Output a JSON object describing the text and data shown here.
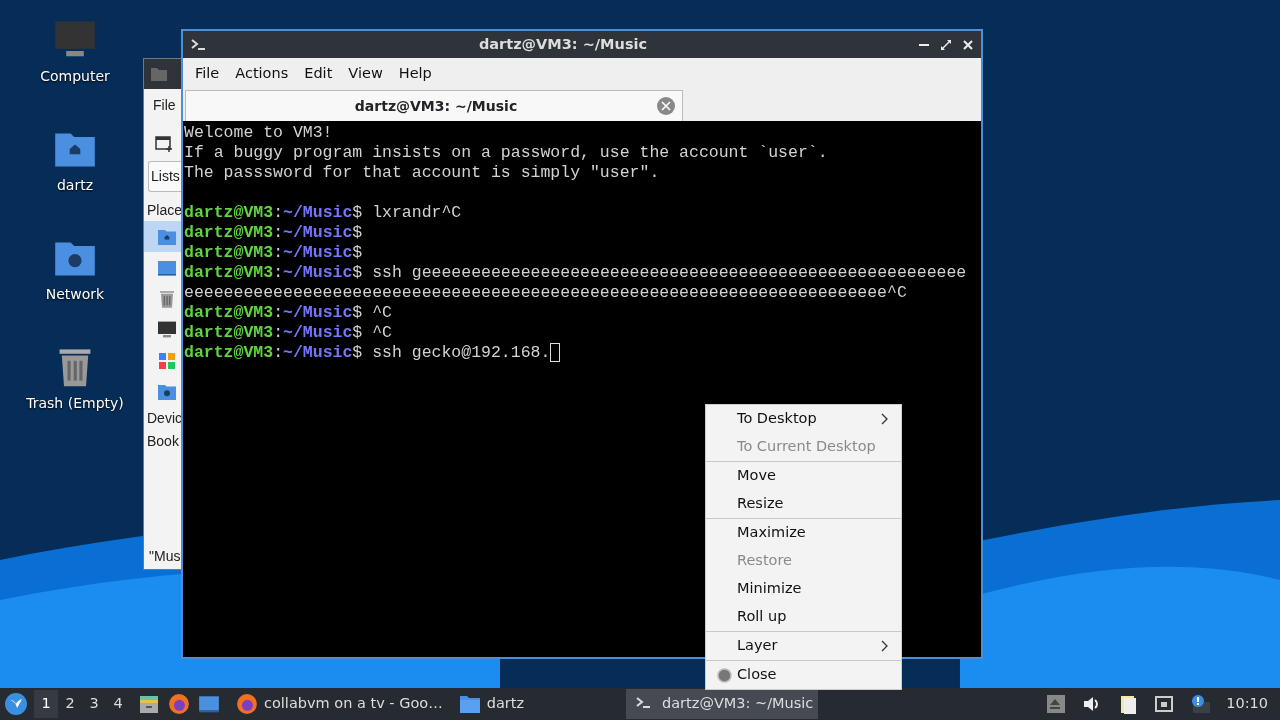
{
  "desktop_icons": [
    {
      "label": "Computer",
      "kind": "computer"
    },
    {
      "label": "dartz",
      "kind": "home"
    },
    {
      "label": "Network",
      "kind": "network"
    },
    {
      "label": "Trash (Empty)",
      "kind": "trash"
    }
  ],
  "file_manager": {
    "menu": "File",
    "tab": "Lists",
    "sidebar_heading": "Place",
    "sidebar_icons": [
      {
        "kind": "home",
        "selected": true
      },
      {
        "kind": "desktop",
        "selected": false
      },
      {
        "kind": "trash",
        "selected": false
      },
      {
        "kind": "computer",
        "selected": false
      },
      {
        "kind": "apps",
        "selected": false
      },
      {
        "kind": "network",
        "selected": false
      }
    ],
    "sections": [
      "Devic",
      "Book"
    ],
    "status": "\"Mus"
  },
  "terminal": {
    "title": "dartz@VM3: ~/Music",
    "menu": [
      "File",
      "Actions",
      "Edit",
      "View",
      "Help"
    ],
    "tabs": [
      {
        "label": "dartz@VM3: ~/Music",
        "selected": true
      }
    ],
    "lines": [
      [
        {
          "kind": "plain",
          "text": "Welcome to VM3!"
        }
      ],
      [
        {
          "kind": "plain",
          "text": "If a buggy program insists on a password, use the account `user`."
        }
      ],
      [
        {
          "kind": "plain",
          "text": "The passsword for that account is simply \"user\"."
        }
      ],
      [
        {
          "kind": "blank"
        }
      ],
      [
        {
          "kind": "user",
          "text": "dartz@VM3"
        },
        {
          "kind": "plain",
          "text": ":"
        },
        {
          "kind": "path",
          "text": "~/Music"
        },
        {
          "kind": "plain",
          "text": "$ lxrandr^C"
        }
      ],
      [
        {
          "kind": "user",
          "text": "dartz@VM3"
        },
        {
          "kind": "plain",
          "text": ":"
        },
        {
          "kind": "path",
          "text": "~/Music"
        },
        {
          "kind": "plain",
          "text": "$"
        }
      ],
      [
        {
          "kind": "user",
          "text": "dartz@VM3"
        },
        {
          "kind": "plain",
          "text": ":"
        },
        {
          "kind": "path",
          "text": "~/Music"
        },
        {
          "kind": "plain",
          "text": "$"
        }
      ],
      [
        {
          "kind": "user",
          "text": "dartz@VM3"
        },
        {
          "kind": "plain",
          "text": ":"
        },
        {
          "kind": "path",
          "text": "~/Music"
        },
        {
          "kind": "plain",
          "text": "$ ssh geeeeeeeeeeeeeeeeeeeeeeeeeeeeeeeeeeeeeeeeeeeeeeeeeeeeeee"
        }
      ],
      [
        {
          "kind": "plain",
          "text": "eeeeeeeeeeeeeeeeeeeeeeeeeeeeeeeeeeeeeeeeeeeeeeeeeeeeeeeeeeeeeeeeeeeeeee^C"
        }
      ],
      [
        {
          "kind": "user",
          "text": "dartz@VM3"
        },
        {
          "kind": "plain",
          "text": ":"
        },
        {
          "kind": "path",
          "text": "~/Music"
        },
        {
          "kind": "plain",
          "text": "$ ^C"
        }
      ],
      [
        {
          "kind": "user",
          "text": "dartz@VM3"
        },
        {
          "kind": "plain",
          "text": ":"
        },
        {
          "kind": "path",
          "text": "~/Music"
        },
        {
          "kind": "plain",
          "text": "$ ^C"
        }
      ],
      [
        {
          "kind": "user",
          "text": "dartz@VM3"
        },
        {
          "kind": "plain",
          "text": ":"
        },
        {
          "kind": "path",
          "text": "~/Music"
        },
        {
          "kind": "plain",
          "text": "$ ssh gecko@192.168."
        },
        {
          "kind": "cursor"
        }
      ]
    ]
  },
  "context_menu": {
    "groups": [
      [
        {
          "label": "To Desktop",
          "disabled": false,
          "submenu": true
        },
        {
          "label": "To Current Desktop",
          "disabled": true,
          "submenu": false
        }
      ],
      [
        {
          "label": "Move",
          "disabled": false,
          "submenu": false
        },
        {
          "label": "Resize",
          "disabled": false,
          "submenu": false
        }
      ],
      [
        {
          "label": "Maximize",
          "disabled": false,
          "submenu": false
        },
        {
          "label": "Restore",
          "disabled": true,
          "submenu": false
        },
        {
          "label": "Minimize",
          "disabled": false,
          "submenu": false
        },
        {
          "label": "Roll up",
          "disabled": false,
          "submenu": false
        }
      ],
      [
        {
          "label": "Layer",
          "disabled": false,
          "submenu": true
        }
      ],
      [
        {
          "label": "Close",
          "disabled": false,
          "submenu": false,
          "icon": true
        }
      ]
    ]
  },
  "taskbar": {
    "workspaces": [
      {
        "label": "1",
        "selected": true
      },
      {
        "label": "2",
        "selected": false
      },
      {
        "label": "3",
        "selected": false
      },
      {
        "label": "4",
        "selected": false
      }
    ],
    "launchers": [
      {
        "kind": "files"
      },
      {
        "kind": "firefox"
      },
      {
        "kind": "desktop"
      }
    ],
    "tasks": [
      {
        "label": "collabvm on a tv - Goo…",
        "kind": "firefox",
        "selected": false
      },
      {
        "label": "dartz",
        "kind": "folder",
        "selected": false
      },
      {
        "label": "dartz@VM3: ~/Music",
        "kind": "terminal",
        "selected": true
      }
    ],
    "tray": [
      {
        "kind": "eject"
      },
      {
        "kind": "volume"
      },
      {
        "kind": "notes"
      },
      {
        "kind": "network"
      },
      {
        "kind": "notification"
      }
    ],
    "clock": "10:10"
  }
}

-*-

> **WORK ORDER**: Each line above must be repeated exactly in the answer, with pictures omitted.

> **SOLUTION FOR THIS PROBLEM**:
Output a JSON object describing the text and data shown here.
{
  "desktop_icons": [
    {
      "label": "Computer",
      "kind": "computer"
    },
    {
      "label": "dartz",
      "kind": "home"
    },
    {
      "label": "Network",
      "kind": "network"
    },
    {
      "label": "Trash (Empty)",
      "kind": "trash"
    }
  ],
  "file_manager": {
    "menu": "File",
    "tab": "Lists",
    "sidebar_heading": "Place",
    "sidebar_icons": [
      {
        "kind": "home",
        "selected": true
      },
      {
        "kind": "desktop",
        "selected": false
      },
      {
        "kind": "trash",
        "selected": false
      },
      {
        "kind": "computer",
        "selected": false
      },
      {
        "kind": "apps",
        "selected": false
      },
      {
        "kind": "network",
        "selected": false
      }
    ],
    "sections": [
      "Devic",
      "Book"
    ],
    "status": "\"Mus"
  },
  "terminal": {
    "title": "dartz@VM3: ~/Music",
    "menu": [
      "File",
      "Actions",
      "Edit",
      "View",
      "Help"
    ],
    "tabs": [
      {
        "label": "dartz@VM3: ~/Music",
        "selected": true
      }
    ],
    "lines": [
      [
        {
          "kind": "plain",
          "text": "Welcome to VM3!"
        }
      ],
      [
        {
          "kind": "plain",
          "text": "If a buggy program insists on a password, use the account `user`."
        }
      ],
      [
        {
          "kind": "plain",
          "text": "The passsword for that account is simply \"user\"."
        }
      ],
      [
        {
          "kind": "blank"
        }
      ],
      [
        {
          "kind": "user",
          "text": "dartz@VM3"
        },
        {
          "kind": "plain",
          "text": ":"
        },
        {
          "kind": "path",
          "text": "~/Music"
        },
        {
          "kind": "plain",
          "text": "$ lxrandr^C"
        }
      ],
      [
        {
          "kind": "user",
          "text": "dartz@VM3"
        },
        {
          "kind": "plain",
          "text": ":"
        },
        {
          "kind": "path",
          "text": "~/Music"
        },
        {
          "kind": "plain",
          "text": "$"
        }
      ],
      [
        {
          "kind": "user",
          "text": "dartz@VM3"
        },
        {
          "kind": "plain",
          "text": ":"
        },
        {
          "kind": "path",
          "text": "~/Music"
        },
        {
          "kind": "plain",
          "text": "$"
        }
      ],
      [
        {
          "kind": "user",
          "text": "dartz@VM3"
        },
        {
          "kind": "plain",
          "text": ":"
        },
        {
          "kind": "path",
          "text": "~/Music"
        },
        {
          "kind": "plain",
          "text": "$ ssh geeeeeeeeeeeeeeeeeeeeeeeeeeeeeeeeeeeeeeeeeeeeeeeeeeeeeee"
        }
      ],
      [
        {
          "kind": "plain",
          "text": "eeeeeeeeeeeeeeeeeeeeeeeeeeeeeeeeeeeeeeeeeeeeeeeeeeeeeeeeeeeeeeeeeeeeeee^C"
        }
      ],
      [
        {
          "kind": "user",
          "text": "dartz@VM3"
        },
        {
          "kind": "plain",
          "text": ":"
        },
        {
          "kind": "path",
          "text": "~/Music"
        },
        {
          "kind": "plain",
          "text": "$ ^C"
        }
      ],
      [
        {
          "kind": "user",
          "text": "dartz@VM3"
        },
        {
          "kind": "plain",
          "text": ":"
        },
        {
          "kind": "path",
          "text": "~/Music"
        },
        {
          "kind": "plain",
          "text": "$ ^C"
        }
      ],
      [
        {
          "kind": "user",
          "text": "dartz@VM3"
        },
        {
          "kind": "plain",
          "text": ":"
        },
        {
          "kind": "path",
          "text": "~/Music"
        },
        {
          "kind": "plain",
          "text": "$ ssh gecko@192.168."
        },
        {
          "kind": "cursor"
        }
      ]
    ]
  },
  "context_menu": {
    "groups": [
      [
        {
          "label": "To Desktop",
          "disabled": false,
          "submenu": true
        },
        {
          "label": "To Current Desktop",
          "disabled": true,
          "submenu": false
        }
      ],
      [
        {
          "label": "Move",
          "disabled": false,
          "submenu": false
        },
        {
          "label": "Resize",
          "disabled": false,
          "submenu": false
        }
      ],
      [
        {
          "label": "Maximize",
          "disabled": false,
          "submenu": false
        },
        {
          "label": "Restore",
          "disabled": true,
          "submenu": false
        },
        {
          "label": "Minimize",
          "disabled": false,
          "submenu": false
        },
        {
          "label": "Roll up",
          "disabled": false,
          "submenu": false
        }
      ],
      [
        {
          "label": "Layer",
          "disabled": false,
          "submenu": true
        }
      ],
      [
        {
          "label": "Close",
          "disabled": false,
          "submenu": false,
          "icon": true
        }
      ]
    ]
  },
  "taskbar": {
    "workspaces": [
      {
        "label": "1",
        "selected": true
      },
      {
        "label": "2",
        "selected": false
      },
      {
        "label": "3",
        "selected": false
      },
      {
        "label": "4",
        "selected": false
      }
    ],
    "launchers": [
      {
        "kind": "files"
      },
      {
        "kind": "firefox"
      },
      {
        "kind": "desktop"
      }
    ],
    "tasks": [
      {
        "label": "collabvm on a tv - Goo…",
        "kind": "firefox",
        "selected": false
      },
      {
        "label": "dartz",
        "kind": "folder",
        "selected": false
      },
      {
        "label": "dartz@VM3: ~/Music",
        "kind": "terminal",
        "selected": true
      }
    ],
    "tray": [
      {
        "kind": "eject"
      },
      {
        "kind": "volume"
      },
      {
        "kind": "notes"
      },
      {
        "kind": "network"
      },
      {
        "kind": "notification"
      }
    ],
    "clock": "10:10"
  }
}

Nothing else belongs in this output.